- Your task: Pick out every line in the data below that holds "codice".

- Provided material:
---------------
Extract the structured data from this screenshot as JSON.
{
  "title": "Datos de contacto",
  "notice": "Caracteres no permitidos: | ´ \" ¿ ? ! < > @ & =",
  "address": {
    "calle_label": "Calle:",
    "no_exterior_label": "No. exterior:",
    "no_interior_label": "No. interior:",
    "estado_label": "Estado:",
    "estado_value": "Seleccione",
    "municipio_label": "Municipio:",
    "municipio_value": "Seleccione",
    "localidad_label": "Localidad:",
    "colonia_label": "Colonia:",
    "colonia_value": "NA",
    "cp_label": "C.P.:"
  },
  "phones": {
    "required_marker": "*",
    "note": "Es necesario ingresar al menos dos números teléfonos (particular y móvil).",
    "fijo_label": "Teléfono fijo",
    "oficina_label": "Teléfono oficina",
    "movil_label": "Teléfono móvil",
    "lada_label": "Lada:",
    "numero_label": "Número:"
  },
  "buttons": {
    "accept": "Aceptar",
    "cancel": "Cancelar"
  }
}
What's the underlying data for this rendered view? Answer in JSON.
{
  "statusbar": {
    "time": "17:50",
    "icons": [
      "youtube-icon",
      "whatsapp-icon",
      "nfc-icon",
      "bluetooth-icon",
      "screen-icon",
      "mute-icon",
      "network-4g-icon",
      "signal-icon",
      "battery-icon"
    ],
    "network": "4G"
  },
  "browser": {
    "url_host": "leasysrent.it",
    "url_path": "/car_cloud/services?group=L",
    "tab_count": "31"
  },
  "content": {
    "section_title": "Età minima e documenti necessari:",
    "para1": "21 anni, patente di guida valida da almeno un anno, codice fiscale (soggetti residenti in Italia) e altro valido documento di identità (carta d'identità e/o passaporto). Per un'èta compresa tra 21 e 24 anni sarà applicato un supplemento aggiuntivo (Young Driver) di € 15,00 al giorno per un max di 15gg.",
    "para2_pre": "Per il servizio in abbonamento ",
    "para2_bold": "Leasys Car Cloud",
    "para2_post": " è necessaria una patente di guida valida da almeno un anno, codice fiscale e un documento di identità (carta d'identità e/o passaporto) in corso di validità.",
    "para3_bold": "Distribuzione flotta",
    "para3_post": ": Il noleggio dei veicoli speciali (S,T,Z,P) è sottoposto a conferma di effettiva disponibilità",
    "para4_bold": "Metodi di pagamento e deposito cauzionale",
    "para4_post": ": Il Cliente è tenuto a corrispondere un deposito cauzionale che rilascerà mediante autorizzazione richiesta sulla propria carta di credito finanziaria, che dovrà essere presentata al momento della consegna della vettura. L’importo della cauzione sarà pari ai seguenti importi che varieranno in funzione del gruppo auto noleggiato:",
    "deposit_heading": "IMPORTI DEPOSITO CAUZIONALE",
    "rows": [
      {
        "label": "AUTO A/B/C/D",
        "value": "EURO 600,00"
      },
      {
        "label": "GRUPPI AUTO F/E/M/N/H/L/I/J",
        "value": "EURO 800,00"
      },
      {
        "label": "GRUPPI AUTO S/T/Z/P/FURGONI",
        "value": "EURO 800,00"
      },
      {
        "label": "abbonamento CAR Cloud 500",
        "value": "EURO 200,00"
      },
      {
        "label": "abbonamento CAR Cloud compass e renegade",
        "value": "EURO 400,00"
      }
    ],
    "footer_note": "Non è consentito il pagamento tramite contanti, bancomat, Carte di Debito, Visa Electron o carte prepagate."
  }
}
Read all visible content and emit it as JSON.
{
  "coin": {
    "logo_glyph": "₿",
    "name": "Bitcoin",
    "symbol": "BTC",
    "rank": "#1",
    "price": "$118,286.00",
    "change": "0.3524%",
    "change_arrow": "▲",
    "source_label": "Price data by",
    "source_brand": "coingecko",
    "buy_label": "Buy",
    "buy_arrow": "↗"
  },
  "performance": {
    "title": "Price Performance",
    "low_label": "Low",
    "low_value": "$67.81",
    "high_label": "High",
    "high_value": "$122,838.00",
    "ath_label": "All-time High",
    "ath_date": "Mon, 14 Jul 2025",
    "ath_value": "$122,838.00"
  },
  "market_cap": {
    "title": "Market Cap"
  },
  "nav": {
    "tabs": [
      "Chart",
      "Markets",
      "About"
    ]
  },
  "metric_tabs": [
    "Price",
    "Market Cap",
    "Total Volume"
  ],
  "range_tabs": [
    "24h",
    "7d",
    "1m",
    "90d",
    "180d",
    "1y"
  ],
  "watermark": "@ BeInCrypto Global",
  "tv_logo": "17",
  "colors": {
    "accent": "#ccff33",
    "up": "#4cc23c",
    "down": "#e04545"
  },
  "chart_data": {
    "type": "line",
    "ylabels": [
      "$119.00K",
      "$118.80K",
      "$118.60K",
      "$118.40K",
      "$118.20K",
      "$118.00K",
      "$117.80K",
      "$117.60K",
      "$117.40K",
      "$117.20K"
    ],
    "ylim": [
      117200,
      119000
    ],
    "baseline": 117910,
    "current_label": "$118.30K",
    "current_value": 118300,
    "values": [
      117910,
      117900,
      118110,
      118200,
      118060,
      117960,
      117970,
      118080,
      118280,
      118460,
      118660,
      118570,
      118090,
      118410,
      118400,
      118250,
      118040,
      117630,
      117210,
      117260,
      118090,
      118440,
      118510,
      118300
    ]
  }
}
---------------
- Written reply:
    "para1": "21 anni, patente di guida valida da almeno un anno, codice fiscale (soggetti residenti in Italia) e altro valido documento di identità (carta d'identità e/o passaporto). Per un'èta compresa tra 21 e 24 anni sarà applicato un supplemento aggiuntivo (Young Driver) di € 15,00 al giorno per un max di 15gg.",
    "para2_post": " è necessaria una patente di guida valida da almeno un anno, codice fiscale e un documento di identità (carta d'identità e/o passaporto) in corso di validità.",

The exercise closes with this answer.